When recceing by helicopter how many people can travel ?
The glib answer is "as few as possible".
In a Jet Ranger one person equals one hour of fuel. When the aircraft only has 3 hours total fuel, this cuts down the airborne time hugely, as after l.5 hours flight you are going to have to refuel again.
Additionally, it is not pleasant to spend a long day airborne when sitting in the middle of the rear bench seat as you can see very little.
Do we need overnight security?
Normally yes, get one lined up, but with a pre agreed late confirmation.
It is essential to have overnight security with any helicopter you work with. There is a tendency for passers by to touch and they can unintentionally damage the aircraft quite severely.
We normally recommend that a security guard is accompanied by a dog, primarily because even if the guard goes to sleep the dog does not.
CANP anther anachronym! It means Civil Aviation Notification Procedure. The system allows the military to be notified of flying taking place in a specific area to allow them to avoid us. In reality, it seems to often turn into a target, because filming to military chaps is sex drugs and rock and roll and they want to look, even if at 450kts. In reality it is better to get your notification for all the right health and safety reasons.
Do helicopters damage?
This is a frequently asked question from location owners. Regarding landing marks, a skidded helicopter will cause no more of an indent than would be made by a car. Even when using cricket pitches it is normal to approach to the centre and hover then taxi to the boundary, thus causing no problems.
Beware of Caterers awnings and tables, helicopter down wash is not that fast but there's a lot of it and can get funneled between buildings.
Be aware that any refuelling bowser is heavy and quite frequently the hoses are not that long. Moving fuel by jerry can is not an option; in a Twin Squirrel helicopter, a 5 gallon jerry can is used in 4 mins.
Helicopter fuel is normally AVTUR, a version of paraffin and is quite stable compared to petrol but no smoking is essential.
AVTUR spillage's severely damage grass.
Security is required against tampering.
Who do I need to inform?
Do not contact the CAA. The helicopter company will do so if required.
Do inform all the standard locals, but do be aware of farmers, particularly chicken farmers as when hens are frightened they go off lay and he losses a days production, (so he's not best pleased!) and any horses.
Do inform the local Police before and then again on the day. (The information never gets through the system and all you get is that "we don't mind but we should have been told, now where's the caterers"). To locals a helicopter landing in an odd place has either crashed or is delivering drugs.
Do I need special fire and medical cover?

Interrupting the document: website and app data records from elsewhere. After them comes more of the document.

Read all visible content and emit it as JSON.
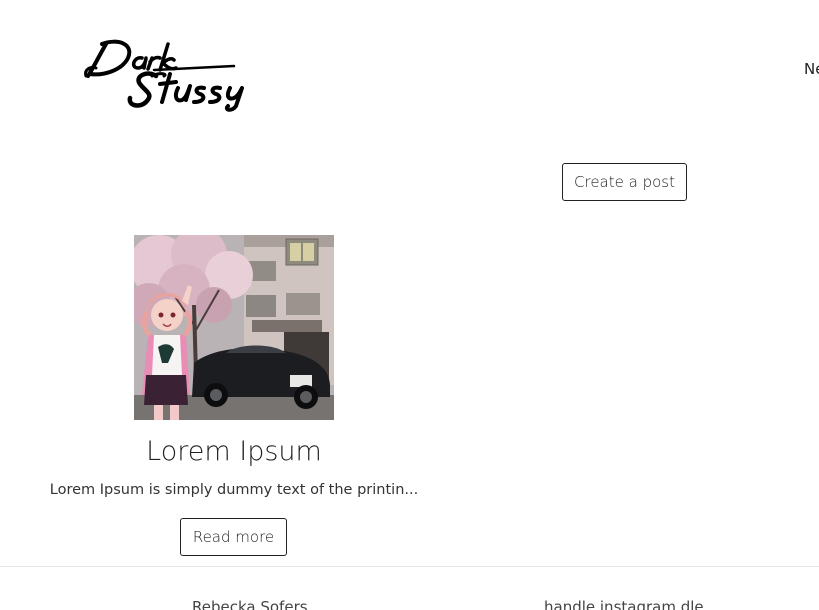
{
  "header": {
    "logo_text": "Dark Stussy",
    "nav_link": "Ne"
  },
  "actions": {
    "create_post_label": "Create a post"
  },
  "posts": [
    {
      "title": "Lorem Ipsum",
      "excerpt": "Lorem Ipsum is simply dummy text of the printin...",
      "read_more_label": "Read more"
    }
  ],
  "footer": {
    "left_text": "Rebecka Sofers",
    "right_text": "handle instagram dle"
  },
  "colors": {
    "text": "#222222",
    "border": "#222222",
    "divider": "#e5e5e5",
    "background": "#ffffff"
  }
}
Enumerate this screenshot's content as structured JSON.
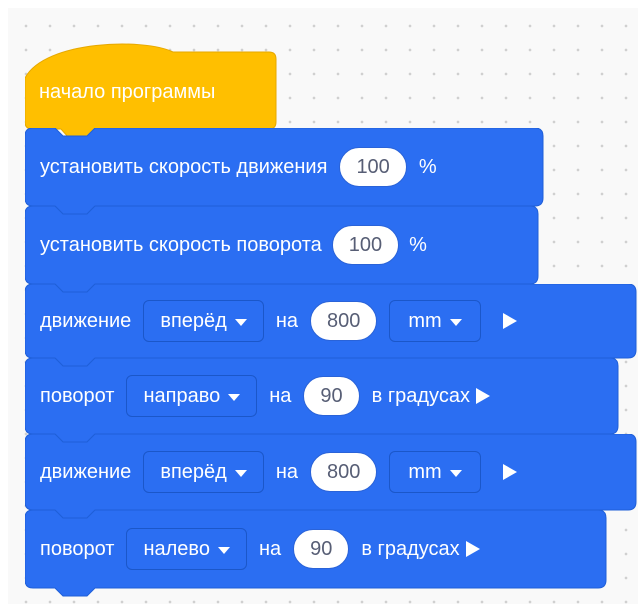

Fire and medical cover is not required if there is less than 10 movements in one location in a day. A movement is a take off or a landing. That is the rule but clearly it's a good idea to have as much cover as is viable particularly medical. St John ambulance are excellent and very cheap but if you book them, then in the event of an incident it could be messy and an aspirin or sticking plaster nurse is not really relevant.
Are all helicopter companies reliable?

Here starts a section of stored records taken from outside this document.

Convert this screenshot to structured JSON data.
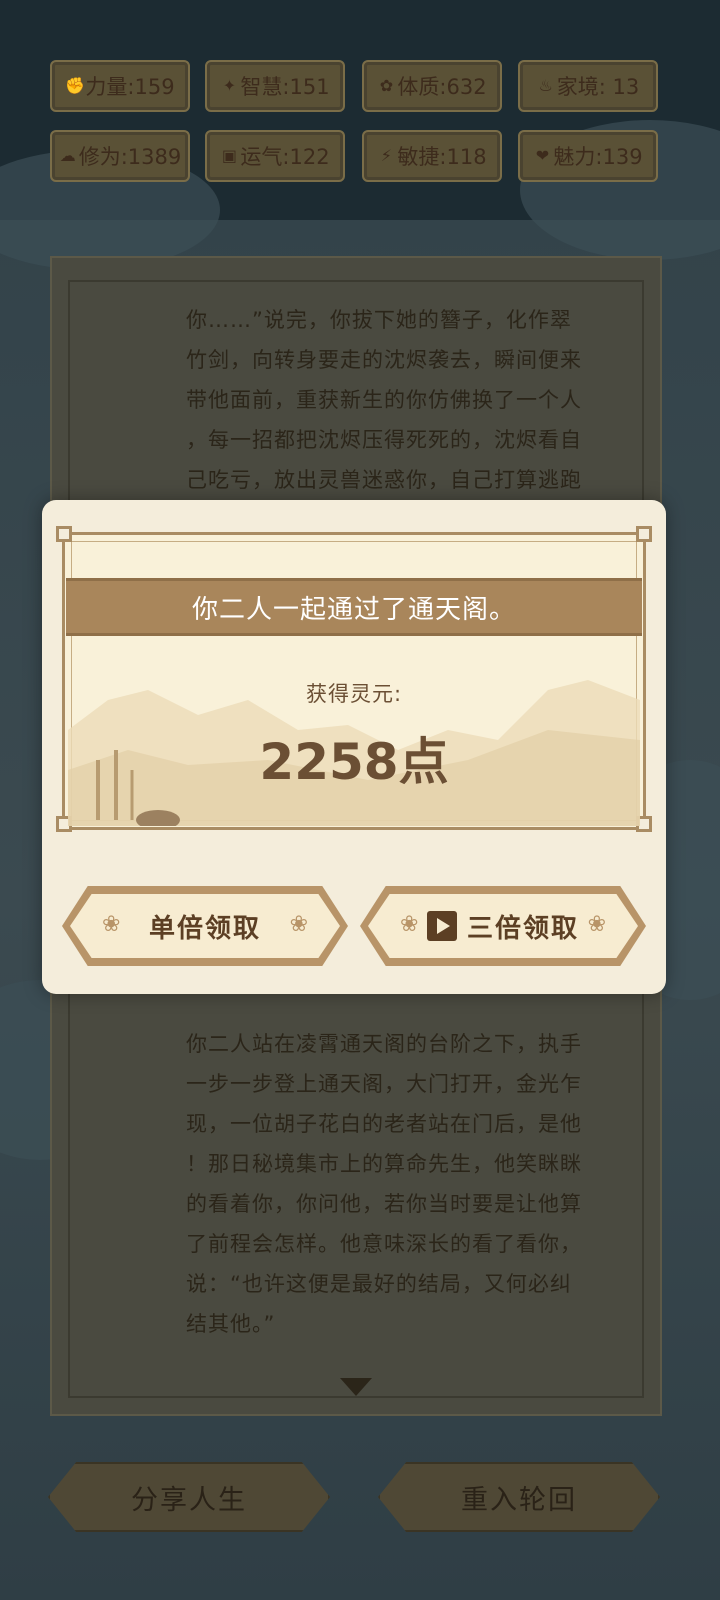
{
  "stats": [
    {
      "icon": "strength-icon",
      "glyph": "✊",
      "label": "力量:159"
    },
    {
      "icon": "wisdom-icon",
      "glyph": "✦",
      "label": "智慧:151"
    },
    {
      "icon": "constitution-icon",
      "glyph": "✿",
      "label": "体质:632"
    },
    {
      "icon": "family-icon",
      "glyph": "♨",
      "label": "家境: 13"
    },
    {
      "icon": "cultivation-icon",
      "glyph": "☁",
      "label": "修为:1389"
    },
    {
      "icon": "luck-icon",
      "glyph": "▣",
      "label": "运气:122"
    },
    {
      "icon": "agility-icon",
      "glyph": "⚡",
      "label": "敏捷:118"
    },
    {
      "icon": "charm-icon",
      "glyph": "❤",
      "label": "魅力:139"
    }
  ],
  "story_top": [
    "你……”说完，你拔下她的簪子，化作翠",
    "竹剑，向转身要走的沈烬袭去，瞬间便来",
    "带他面前，重获新生的你仿佛换了一个人",
    "，每一招都把沈烬压得死死的，沈烬看自",
    "己吃亏，放出灵兽迷惑你，自己打算逃跑"
  ],
  "story_bottom": [
    "你二人站在凌霄通天阁的台阶之下，执手",
    "一步一步登上通天阁，大门打开，金光乍",
    "现，一位胡子花白的老者站在门后，是他",
    "！那日秘境集市上的算命先生，他笑眯眯",
    "的看着你，你问他，若你当时要是让他算",
    "了前程会怎样。他意味深长的看了看你，",
    "说：“也许这便是最好的结局，又何必纠",
    "结其他。”"
  ],
  "modal": {
    "title": "你二人一起通过了通天阁。",
    "reward_label": "获得灵元:",
    "reward_amount": "2258点",
    "single_button": "单倍领取",
    "triple_button": "三倍领取"
  },
  "bottom": {
    "share_button": "分享人生",
    "restart_button": "重入轮回"
  }
}
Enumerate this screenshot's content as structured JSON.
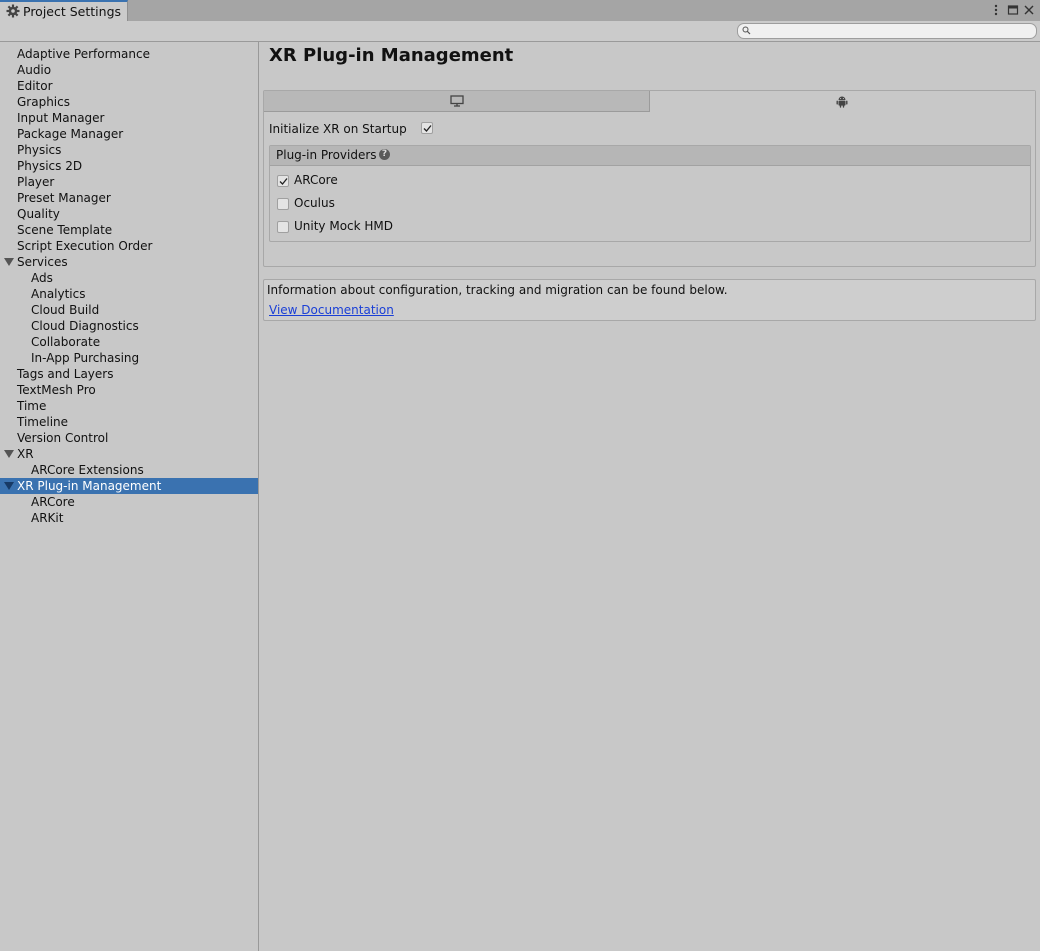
{
  "window": {
    "tab_title": "Project Settings",
    "tab_icon": "gear-icon",
    "controls": [
      "more-vertical-icon",
      "maximize-icon",
      "close-icon"
    ]
  },
  "search": {
    "placeholder": "",
    "value": ""
  },
  "sidebar": {
    "items": [
      {
        "label": "Adaptive Performance"
      },
      {
        "label": "Audio"
      },
      {
        "label": "Editor"
      },
      {
        "label": "Graphics"
      },
      {
        "label": "Input Manager"
      },
      {
        "label": "Package Manager"
      },
      {
        "label": "Physics"
      },
      {
        "label": "Physics 2D"
      },
      {
        "label": "Player"
      },
      {
        "label": "Preset Manager"
      },
      {
        "label": "Quality"
      },
      {
        "label": "Scene Template"
      },
      {
        "label": "Script Execution Order"
      },
      {
        "label": "Services",
        "expanded": true
      },
      {
        "label": "Ads"
      },
      {
        "label": "Analytics"
      },
      {
        "label": "Cloud Build"
      },
      {
        "label": "Cloud Diagnostics"
      },
      {
        "label": "Collaborate"
      },
      {
        "label": "In-App Purchasing"
      },
      {
        "label": "Tags and Layers"
      },
      {
        "label": "TextMesh Pro"
      },
      {
        "label": "Time"
      },
      {
        "label": "Timeline"
      },
      {
        "label": "Version Control"
      },
      {
        "label": "XR",
        "expanded": true
      },
      {
        "label": "ARCore Extensions"
      },
      {
        "label": "XR Plug-in Management",
        "expanded": true,
        "selected": true
      },
      {
        "label": "ARCore"
      },
      {
        "label": "ARKit"
      }
    ]
  },
  "main": {
    "title": "XR Plug-in Management",
    "platform_tabs": [
      {
        "icon": "desktop-icon",
        "selected": false
      },
      {
        "icon": "android-icon",
        "selected": true
      }
    ],
    "init_on_startup": {
      "label": "Initialize XR on Startup",
      "checked": true
    },
    "providers": {
      "header": "Plug-in Providers",
      "items": [
        {
          "label": "ARCore",
          "checked": true
        },
        {
          "label": "Oculus",
          "checked": false
        },
        {
          "label": "Unity Mock HMD",
          "checked": false
        }
      ]
    },
    "info": {
      "text": "Information about configuration, tracking and migration can be found below.",
      "link": "View Documentation"
    }
  },
  "colors": {
    "selection": "#3a72b0",
    "link": "#1a3fd6",
    "background": "#c8c8c8"
  }
}
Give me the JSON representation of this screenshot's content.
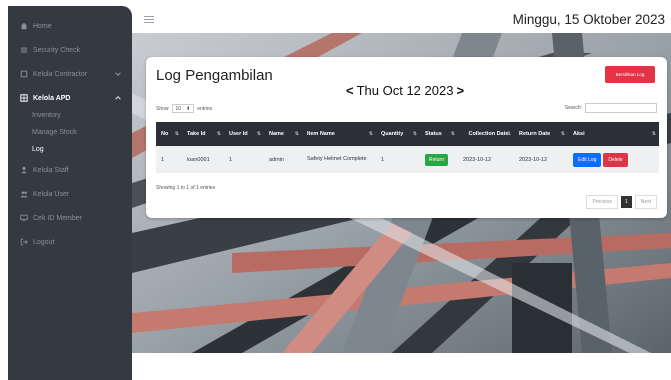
{
  "date_header": "Minggu, 15 Oktober 2023",
  "sidebar": {
    "items": [
      {
        "label": "Home",
        "icon": "home-icon"
      },
      {
        "label": "Security Check",
        "icon": "list-icon"
      },
      {
        "label": "Kelola Contractor",
        "icon": "building-icon"
      },
      {
        "label": "Kelola APD",
        "icon": "grid-icon"
      },
      {
        "label": "Kelola Staff",
        "icon": "person-icon"
      },
      {
        "label": "Kelola User",
        "icon": "users-icon"
      },
      {
        "label": "Cek ID Member",
        "icon": "monitor-icon"
      },
      {
        "label": "Logout",
        "icon": "logout-icon"
      }
    ],
    "apd_sub": [
      {
        "label": "Inventory"
      },
      {
        "label": "Manage Stock"
      },
      {
        "label": "Log"
      }
    ]
  },
  "card": {
    "title": "Log Pengambilan",
    "top_button": "Bersihkan Log",
    "date_nav": "Thu Oct 12 2023",
    "show_prefix": "Show",
    "show_value": "10",
    "show_suffix": "entries",
    "search_label": "Search:",
    "search_value": "",
    "columns": [
      "No",
      "Take Id",
      "User Id",
      "Name",
      "Item Name",
      "Quantity",
      "Status",
      "Collection Date",
      "Return Date",
      "Aksi"
    ],
    "rows": [
      {
        "no": "1",
        "take_id": "loan0001",
        "user_id": "1",
        "name": "admin",
        "item_name": "Safety Helmet Complete",
        "quantity": "1",
        "status": "Return",
        "collection_date": "2023-10-12",
        "return_date": "2023-10-12",
        "edit": "Edit Log",
        "delete": "Delete"
      }
    ],
    "info": "Showing 1 to 1 of 1 entries",
    "pager": {
      "previous": "Previous",
      "current": "1",
      "next": "Next"
    }
  },
  "colors": {
    "sidebar": "#343a40",
    "danger": "#e33346",
    "success": "#28a745",
    "primary": "#0d6efd",
    "table_head": "#2c3036"
  }
}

Not in the slightest, are all production companies the same? Some are good, some not, be suspicious, email everthing, provide as much information as possible as early as possible because if there's a standoff, 99:1 your employers are going to believe the highly qualified bloke with the gold bars rather than you.

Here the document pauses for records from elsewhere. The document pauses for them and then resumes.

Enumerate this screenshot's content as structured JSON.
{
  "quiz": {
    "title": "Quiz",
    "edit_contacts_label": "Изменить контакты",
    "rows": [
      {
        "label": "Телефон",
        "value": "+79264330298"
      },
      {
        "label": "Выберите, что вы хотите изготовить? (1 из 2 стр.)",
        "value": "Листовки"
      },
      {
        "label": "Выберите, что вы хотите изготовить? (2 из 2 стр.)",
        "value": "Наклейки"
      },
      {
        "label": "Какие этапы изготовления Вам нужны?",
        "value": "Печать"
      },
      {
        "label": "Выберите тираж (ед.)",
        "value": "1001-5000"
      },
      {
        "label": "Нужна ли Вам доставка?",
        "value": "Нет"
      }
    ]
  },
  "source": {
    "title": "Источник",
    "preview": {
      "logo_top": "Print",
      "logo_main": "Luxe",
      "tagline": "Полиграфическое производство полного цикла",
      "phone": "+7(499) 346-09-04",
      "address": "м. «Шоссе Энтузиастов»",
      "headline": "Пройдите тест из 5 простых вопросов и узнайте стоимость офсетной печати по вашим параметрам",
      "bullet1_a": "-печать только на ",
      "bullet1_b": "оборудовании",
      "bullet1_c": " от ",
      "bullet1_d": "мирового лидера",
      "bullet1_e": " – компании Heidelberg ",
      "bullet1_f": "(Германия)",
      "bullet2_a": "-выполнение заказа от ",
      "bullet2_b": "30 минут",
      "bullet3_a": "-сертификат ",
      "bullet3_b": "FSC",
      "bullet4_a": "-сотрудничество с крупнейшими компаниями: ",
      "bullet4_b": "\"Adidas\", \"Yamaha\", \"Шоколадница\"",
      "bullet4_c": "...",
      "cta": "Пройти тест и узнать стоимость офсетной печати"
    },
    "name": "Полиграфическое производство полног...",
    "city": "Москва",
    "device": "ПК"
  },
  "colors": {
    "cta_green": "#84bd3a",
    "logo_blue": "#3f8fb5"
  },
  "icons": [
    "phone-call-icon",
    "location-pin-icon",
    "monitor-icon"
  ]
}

This type of graph is a typical example for single engined helicopters. As you can see speed is indicated along the bottom, height on the left hand side.